:: WORK INSTRUCTION ::
Where does the string "Attributes" occur in the records below? Copy every line that holds it.

DATA FOR THIS TASK Start Marker

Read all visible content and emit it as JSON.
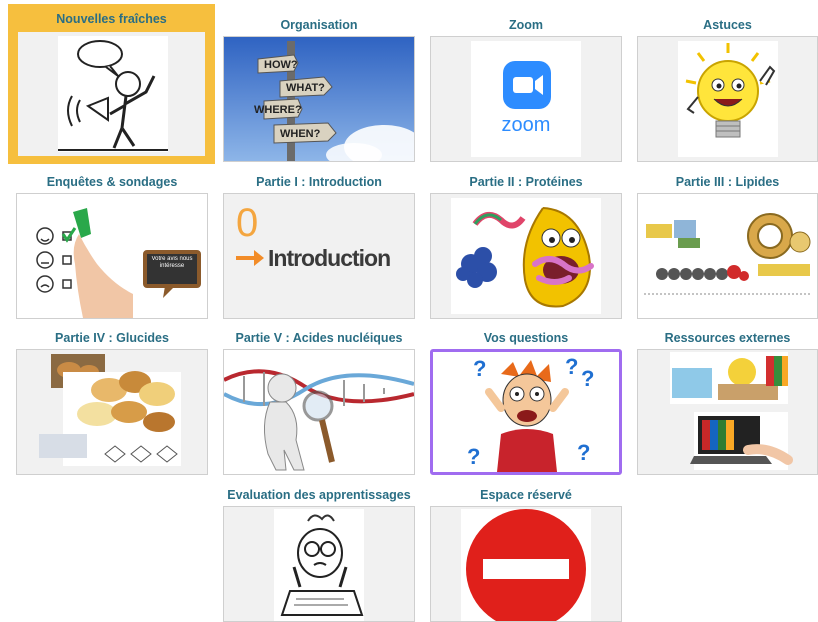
{
  "tiles": [
    {
      "label": "Nouvelles fraîches"
    },
    {
      "label": "Organisation",
      "signs": [
        "HOW?",
        "WHAT?",
        "WHERE?",
        "WHEN?"
      ]
    },
    {
      "label": "Zoom",
      "logo_text": "zoom"
    },
    {
      "label": "Astuces"
    },
    {
      "label": "Enquêtes & sondages",
      "board_text": "Votre avis nous intéresse"
    },
    {
      "label": "Partie I : Introduction",
      "big_number": "0",
      "intro_text": "Introduction"
    },
    {
      "label": "Partie II : Protéines"
    },
    {
      "label": "Partie III : Lipides"
    },
    {
      "label": "Partie IV : Glucides"
    },
    {
      "label": "Partie V : Acides nucléiques"
    },
    {
      "label": "Vos questions"
    },
    {
      "label": "Ressources externes"
    },
    {
      "label": "Evaluation des apprentissages"
    },
    {
      "label": "Espace réservé"
    }
  ],
  "colors": {
    "label": "#2a6e84",
    "featured_bg": "#f6bf3e",
    "selected_border": "#a06cf0",
    "zoom_blue": "#2d8cff",
    "stop_red": "#e0201b"
  },
  "icons": [
    "megaphone-person-icon",
    "signpost-icon",
    "zoom-logo-icon",
    "lightbulb-icon",
    "survey-hand-icon",
    "introduction-icon",
    "protein-icon",
    "lipid-icon",
    "carbohydrate-foods-icon",
    "dna-magnifier-icon",
    "confused-person-icon",
    "external-resources-icon",
    "thinking-student-icon",
    "no-entry-icon"
  ]
}
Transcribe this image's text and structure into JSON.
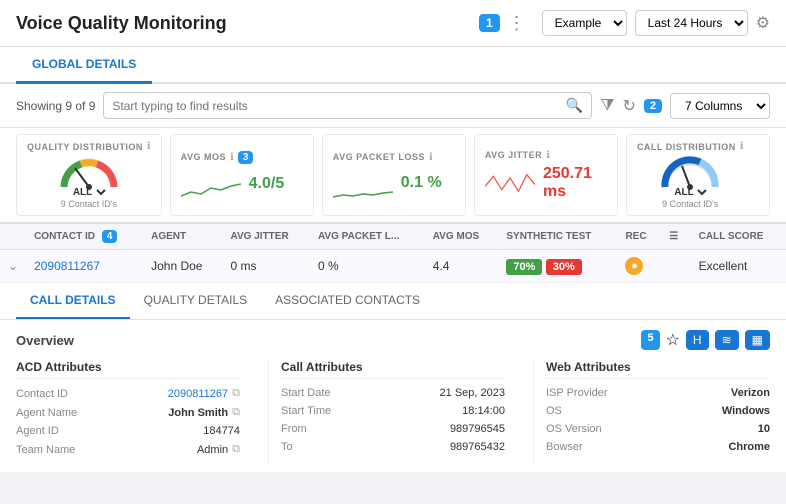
{
  "header": {
    "title": "Voice Quality Monitoring",
    "badge1": "1",
    "dots": "⋮",
    "dropdown1": "Example",
    "dropdown2": "Last 24 Hours",
    "filter_icon": "⚙"
  },
  "tabs": {
    "items": [
      {
        "label": "GLOBAL DETAILS",
        "active": true
      }
    ]
  },
  "toolbar": {
    "showing": "Showing 9 of 9",
    "search_placeholder": "Start typing to find results",
    "badge2": "2",
    "columns_label": "7 Columns"
  },
  "stats": [
    {
      "label": "QUALITY DISTRIBUTION",
      "type": "gauge",
      "select": "ALL",
      "sub": "9 Contact ID's"
    },
    {
      "label": "AVG MOS",
      "type": "value",
      "value": "4.0/5",
      "color": "green",
      "badge3": "3"
    },
    {
      "label": "AVG PACKET LOSS",
      "type": "value",
      "value": "0.1 %",
      "color": "green"
    },
    {
      "label": "AVG JITTER",
      "type": "value",
      "value": "250.71 ms",
      "color": "red"
    },
    {
      "label": "CALL DISTRIBUTION",
      "type": "gauge2",
      "select": "ALL",
      "sub": "9 Contact ID's"
    }
  ],
  "table": {
    "columns": [
      "CONTACT ID",
      "AGENT",
      "AVG JITTER",
      "AVG PACKET L...",
      "AVG MOS",
      "SYNTHETIC TEST",
      "REC",
      "CALL SCORE"
    ],
    "rows": [
      {
        "contact_id": "2090811267",
        "agent": "John Doe",
        "avg_jitter": "0 ms",
        "avg_packet_loss": "0 %",
        "avg_mos": "4.4",
        "synthetic_green": "70%",
        "synthetic_red": "30%",
        "rec": "●",
        "call_score": "Excellent",
        "badge4": "4"
      }
    ]
  },
  "detail_tabs": [
    {
      "label": "CALL DETAILS",
      "active": true
    },
    {
      "label": "QUALITY DETAILS",
      "active": false
    },
    {
      "label": "ASSOCIATED CONTACTS",
      "active": false
    }
  ],
  "detail": {
    "overview_title": "Overview",
    "badge5": "5",
    "acd": {
      "title": "ACD Attributes",
      "rows": [
        {
          "key": "Contact ID",
          "val": "2090811267",
          "type": "link"
        },
        {
          "key": "Agent Name",
          "val": "John Smith",
          "type": "copy"
        },
        {
          "key": "Agent ID",
          "val": "184774",
          "type": "normal"
        },
        {
          "key": "Team Name",
          "val": "Admin",
          "type": "copy"
        }
      ]
    },
    "call": {
      "title": "Call Attributes",
      "rows": [
        {
          "key": "Start Date",
          "val": "21 Sep, 2023"
        },
        {
          "key": "Start Time",
          "val": "18:14:00"
        },
        {
          "key": "From",
          "val": "989796545"
        },
        {
          "key": "To",
          "val": "989765432"
        }
      ]
    },
    "web": {
      "title": "Web  Attributes",
      "rows": [
        {
          "key": "ISP Provider",
          "val": "Verizon",
          "bold": true
        },
        {
          "key": "OS",
          "val": "Windows",
          "bold": true
        },
        {
          "key": "OS Version",
          "val": "10",
          "bold": true
        },
        {
          "key": "Bowser",
          "val": "Chrome",
          "bold": true
        }
      ]
    },
    "panel_icons": [
      {
        "icon": "☆",
        "name": "star-icon"
      },
      {
        "icon": "H",
        "name": "h-icon",
        "blue": true
      },
      {
        "icon": "≋",
        "name": "grid-icon",
        "blue": true
      },
      {
        "icon": "▦",
        "name": "chart-icon",
        "blue": true
      }
    ]
  }
}
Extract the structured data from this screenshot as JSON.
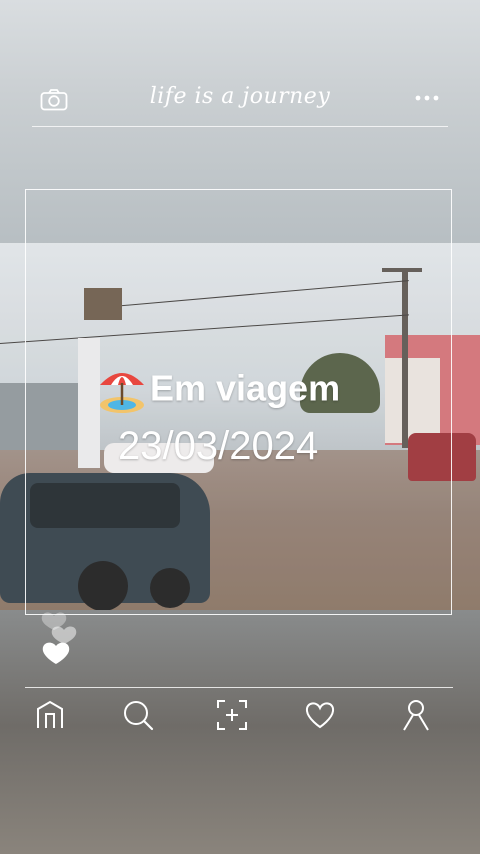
{
  "header": {
    "tagline": "life is a journey",
    "camera_icon": "camera-icon",
    "more_icon": "more-dots-icon"
  },
  "post": {
    "title": "Em viagem",
    "title_emoji": "beach-umbrella-emoji",
    "date": "23/03/2024"
  },
  "reactions": {
    "icon": "stacked-hearts-icon"
  },
  "bottom_nav": [
    {
      "name": "home",
      "icon": "home-icon"
    },
    {
      "name": "search",
      "icon": "search-icon"
    },
    {
      "name": "add",
      "icon": "add-frame-icon"
    },
    {
      "name": "likes",
      "icon": "heart-icon"
    },
    {
      "name": "profile",
      "icon": "profile-icon"
    }
  ],
  "colors": {
    "overlay_text": "#ffffff",
    "pink_building": "#d16e74",
    "car_red": "#9a2e33"
  }
}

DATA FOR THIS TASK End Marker

:: TASK ANSWER ::
      "title": "ACD Attributes",
      "title": "Call Attributes",
      "title": "Web  Attributes",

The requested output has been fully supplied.